السلام عليكم ورحمة الله وبركاته
I hope you all had a splendidly awesome Eid-ul-Adha. Eid in South Africa was celebrated on Wednesday (17th November). Mine was spent here in Bloem but I don’t think it really brings out the actual SA style of Eid-ul-Adha so I won’t say much about ‘SA style Eid’. As I mentioned to someone just the other day – “In Bloem we have loads of animals, just not enough Muslims!” lol
The Bloemfontein Muslim community, in an attempt of spending Eid together, organised a braai for the entire Muslim community. The food was great, but actually the best part for me was that Muslims from different racial groups spent the afternoon together – I love seeing this! I met a number of interesting people too. It was definitely a new experience for me – first time I ever spent my Eid with total strangers! Pity that there was no Qurbaani atmosphere though.
I had to unfortunately attend a lecture yesterday, it wasn’t all that bad since it was only 2 ½ hours long. However, one the lecturers had me frustrated. Her lecturing style includes much humour and her presentations are always filled with funny pictures to help us remember stuff. Enjoyable, no doubt. However, her one acronym read “HAMMAS” and she had a picture of a bearded skeleton entitled “Achmed the Terrorist”. She made mention of a group somewhere in the Middle East that wore baklavas and used guns. The class laughed at the idea; and while I fully well understand that she mentioned it only in jest (& to help us remember) – I was irritated with this perpetuation of negative stereotypes already formed by the media. Now most of the class would associate “Hamas” and “terrorism”. I didn’t find it particularly funny.
On a more pleasant note,
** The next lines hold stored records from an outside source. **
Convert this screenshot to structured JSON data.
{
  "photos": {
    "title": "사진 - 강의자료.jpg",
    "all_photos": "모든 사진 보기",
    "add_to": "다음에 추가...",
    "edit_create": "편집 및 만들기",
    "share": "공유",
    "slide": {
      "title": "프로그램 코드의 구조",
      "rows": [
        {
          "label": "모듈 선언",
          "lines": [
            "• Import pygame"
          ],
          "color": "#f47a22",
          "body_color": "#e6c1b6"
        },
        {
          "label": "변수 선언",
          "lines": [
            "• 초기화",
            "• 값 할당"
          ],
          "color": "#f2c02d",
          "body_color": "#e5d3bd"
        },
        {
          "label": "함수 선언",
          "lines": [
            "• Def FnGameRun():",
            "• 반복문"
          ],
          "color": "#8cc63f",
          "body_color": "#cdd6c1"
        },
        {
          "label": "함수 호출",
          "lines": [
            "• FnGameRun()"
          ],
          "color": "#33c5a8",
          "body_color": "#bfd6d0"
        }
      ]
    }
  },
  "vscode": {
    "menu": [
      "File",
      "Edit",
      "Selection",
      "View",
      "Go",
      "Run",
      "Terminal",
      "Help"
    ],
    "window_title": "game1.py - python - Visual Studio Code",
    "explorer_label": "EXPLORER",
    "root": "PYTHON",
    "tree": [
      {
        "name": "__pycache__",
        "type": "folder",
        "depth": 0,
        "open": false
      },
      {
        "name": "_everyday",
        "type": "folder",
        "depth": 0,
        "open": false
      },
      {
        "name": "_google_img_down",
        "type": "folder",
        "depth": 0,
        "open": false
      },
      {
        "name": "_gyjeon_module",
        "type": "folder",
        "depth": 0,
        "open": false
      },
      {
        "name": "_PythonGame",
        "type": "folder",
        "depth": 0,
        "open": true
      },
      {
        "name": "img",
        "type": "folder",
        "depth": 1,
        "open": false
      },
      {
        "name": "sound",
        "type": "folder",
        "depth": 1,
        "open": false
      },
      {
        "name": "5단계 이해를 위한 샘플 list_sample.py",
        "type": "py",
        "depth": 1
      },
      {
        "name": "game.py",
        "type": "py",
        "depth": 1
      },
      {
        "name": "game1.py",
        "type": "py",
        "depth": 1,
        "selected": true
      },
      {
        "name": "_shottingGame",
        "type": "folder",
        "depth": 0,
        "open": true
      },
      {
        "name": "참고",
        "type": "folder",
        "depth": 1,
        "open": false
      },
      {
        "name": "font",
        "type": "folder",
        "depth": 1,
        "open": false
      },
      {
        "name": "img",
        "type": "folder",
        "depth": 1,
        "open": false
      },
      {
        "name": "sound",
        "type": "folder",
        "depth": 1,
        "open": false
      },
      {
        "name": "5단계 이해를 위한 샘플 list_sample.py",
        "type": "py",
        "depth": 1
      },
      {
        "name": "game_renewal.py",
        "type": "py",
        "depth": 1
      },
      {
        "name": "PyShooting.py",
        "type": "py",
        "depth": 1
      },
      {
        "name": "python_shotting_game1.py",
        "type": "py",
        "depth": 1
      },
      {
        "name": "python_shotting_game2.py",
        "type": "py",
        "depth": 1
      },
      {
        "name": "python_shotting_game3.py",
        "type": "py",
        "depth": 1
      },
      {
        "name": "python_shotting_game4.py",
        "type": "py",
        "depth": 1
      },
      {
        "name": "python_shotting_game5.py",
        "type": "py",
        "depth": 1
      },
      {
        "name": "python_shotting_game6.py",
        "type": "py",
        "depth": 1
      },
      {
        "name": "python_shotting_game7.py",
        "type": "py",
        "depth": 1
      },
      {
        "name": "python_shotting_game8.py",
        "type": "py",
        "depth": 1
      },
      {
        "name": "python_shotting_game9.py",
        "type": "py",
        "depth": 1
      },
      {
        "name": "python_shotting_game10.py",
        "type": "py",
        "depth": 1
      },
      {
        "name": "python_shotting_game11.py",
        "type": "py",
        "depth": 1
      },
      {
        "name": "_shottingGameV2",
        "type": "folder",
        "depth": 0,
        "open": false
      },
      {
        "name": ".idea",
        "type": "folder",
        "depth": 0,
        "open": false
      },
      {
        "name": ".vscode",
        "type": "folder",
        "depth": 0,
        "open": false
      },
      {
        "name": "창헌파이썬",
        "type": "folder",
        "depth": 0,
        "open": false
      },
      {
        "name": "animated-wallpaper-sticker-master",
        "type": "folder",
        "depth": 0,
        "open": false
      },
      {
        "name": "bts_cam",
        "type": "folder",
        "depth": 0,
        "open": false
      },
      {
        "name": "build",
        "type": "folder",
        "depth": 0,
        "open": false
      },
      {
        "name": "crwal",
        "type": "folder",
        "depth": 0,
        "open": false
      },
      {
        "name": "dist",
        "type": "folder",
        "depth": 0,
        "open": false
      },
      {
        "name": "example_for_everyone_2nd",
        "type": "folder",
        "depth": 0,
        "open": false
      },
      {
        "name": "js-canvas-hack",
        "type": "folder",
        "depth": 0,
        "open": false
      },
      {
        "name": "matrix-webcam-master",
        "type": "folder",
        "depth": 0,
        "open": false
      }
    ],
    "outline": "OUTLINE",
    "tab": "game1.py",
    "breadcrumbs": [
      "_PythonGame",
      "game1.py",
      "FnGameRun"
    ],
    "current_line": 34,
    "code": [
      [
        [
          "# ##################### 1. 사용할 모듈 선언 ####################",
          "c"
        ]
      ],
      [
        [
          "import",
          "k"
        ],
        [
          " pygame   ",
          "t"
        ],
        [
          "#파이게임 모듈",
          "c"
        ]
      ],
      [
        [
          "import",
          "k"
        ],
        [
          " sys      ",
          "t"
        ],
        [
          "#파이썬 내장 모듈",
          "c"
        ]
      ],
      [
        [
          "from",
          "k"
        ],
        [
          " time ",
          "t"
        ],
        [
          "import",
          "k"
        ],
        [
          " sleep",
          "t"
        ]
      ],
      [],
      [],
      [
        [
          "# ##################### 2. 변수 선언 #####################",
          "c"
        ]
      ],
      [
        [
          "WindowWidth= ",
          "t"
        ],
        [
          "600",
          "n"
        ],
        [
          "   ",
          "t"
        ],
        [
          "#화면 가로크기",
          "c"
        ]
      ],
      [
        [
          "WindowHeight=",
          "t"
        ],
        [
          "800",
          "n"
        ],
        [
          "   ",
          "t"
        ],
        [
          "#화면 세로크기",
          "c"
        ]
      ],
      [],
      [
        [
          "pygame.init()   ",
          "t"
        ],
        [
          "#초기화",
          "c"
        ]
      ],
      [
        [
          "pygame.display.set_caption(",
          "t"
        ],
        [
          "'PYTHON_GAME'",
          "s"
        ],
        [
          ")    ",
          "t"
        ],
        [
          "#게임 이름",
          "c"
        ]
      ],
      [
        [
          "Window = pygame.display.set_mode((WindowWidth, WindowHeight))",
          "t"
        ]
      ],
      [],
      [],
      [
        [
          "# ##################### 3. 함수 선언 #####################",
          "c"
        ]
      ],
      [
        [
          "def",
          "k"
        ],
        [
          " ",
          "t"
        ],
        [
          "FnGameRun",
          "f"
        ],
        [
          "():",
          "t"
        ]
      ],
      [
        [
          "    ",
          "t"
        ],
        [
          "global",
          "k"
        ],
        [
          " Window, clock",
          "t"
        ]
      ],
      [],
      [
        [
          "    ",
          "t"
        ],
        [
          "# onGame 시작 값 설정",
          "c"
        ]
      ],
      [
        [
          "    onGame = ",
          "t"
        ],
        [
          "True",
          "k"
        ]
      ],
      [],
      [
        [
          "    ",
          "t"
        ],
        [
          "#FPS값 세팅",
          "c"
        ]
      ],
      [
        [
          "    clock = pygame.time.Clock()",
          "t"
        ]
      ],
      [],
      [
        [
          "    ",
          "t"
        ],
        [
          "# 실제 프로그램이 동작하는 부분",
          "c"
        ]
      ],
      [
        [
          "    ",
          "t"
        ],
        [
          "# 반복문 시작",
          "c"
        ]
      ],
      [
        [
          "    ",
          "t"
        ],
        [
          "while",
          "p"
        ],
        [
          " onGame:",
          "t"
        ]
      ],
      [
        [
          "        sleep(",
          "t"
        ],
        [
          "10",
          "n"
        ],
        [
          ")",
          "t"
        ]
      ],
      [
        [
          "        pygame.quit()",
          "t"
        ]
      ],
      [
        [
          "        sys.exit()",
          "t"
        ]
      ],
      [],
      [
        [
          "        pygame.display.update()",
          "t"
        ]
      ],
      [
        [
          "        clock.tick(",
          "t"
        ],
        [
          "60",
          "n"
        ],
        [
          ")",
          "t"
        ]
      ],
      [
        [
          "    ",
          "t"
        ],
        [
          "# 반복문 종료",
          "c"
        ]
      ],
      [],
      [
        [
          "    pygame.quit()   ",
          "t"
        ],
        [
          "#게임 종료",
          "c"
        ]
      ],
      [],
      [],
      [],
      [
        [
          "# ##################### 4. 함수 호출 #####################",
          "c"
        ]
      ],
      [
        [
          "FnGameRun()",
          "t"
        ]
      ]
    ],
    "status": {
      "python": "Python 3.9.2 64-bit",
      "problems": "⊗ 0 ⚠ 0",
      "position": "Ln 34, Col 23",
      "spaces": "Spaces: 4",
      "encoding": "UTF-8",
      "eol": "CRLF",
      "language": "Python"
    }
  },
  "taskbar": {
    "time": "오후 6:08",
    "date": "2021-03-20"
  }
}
I had the beautiful (and sometimes difficult) opportunity of explaining our celebrations to my not-so-well informed friends. [Through my limited experience I have realized that explaining Islam adequately in English can be quite a trying and difficult experience, for instance, in English there is one word - prayer - but in Arabic we have 'Du'aa', 'Salaah', 'Zikr', 'Qur'an recitation' etc. and after all my explanations, I often receive a 'blank look' or an 'Oh' suggesting that my audience didn't actually understand. I recall my one classmate asking me "What do you do when you'r home, I mean your exact routine?" She almost didn't believe my response and smirked "...so that means you pray all the time???" What is seen as the absolute minimum in the life of an average Muslim was considered to be overtly religious!] Anyway, I think practice makes one better at correctly explaining Islam, this time wasn't bad at all because my friends related to the story of Prophet Ibrahim (a.s) and I seemed to sense a bit of amazement that we actually commemorate this occasion.
Sjoe! I've no idea why I discussed all of the above in a post titled "Eid Mubarak".
How did you spend your Eid?
Ps – the picture is not mine, I got it from a brother’s blog a long time ago but can’t seem to find the link right now so I can’t acknowledge it.
**this ought to have been posted yesterday but remained as a draft due to exhaustion, sleep deprivation and exams. Sorry**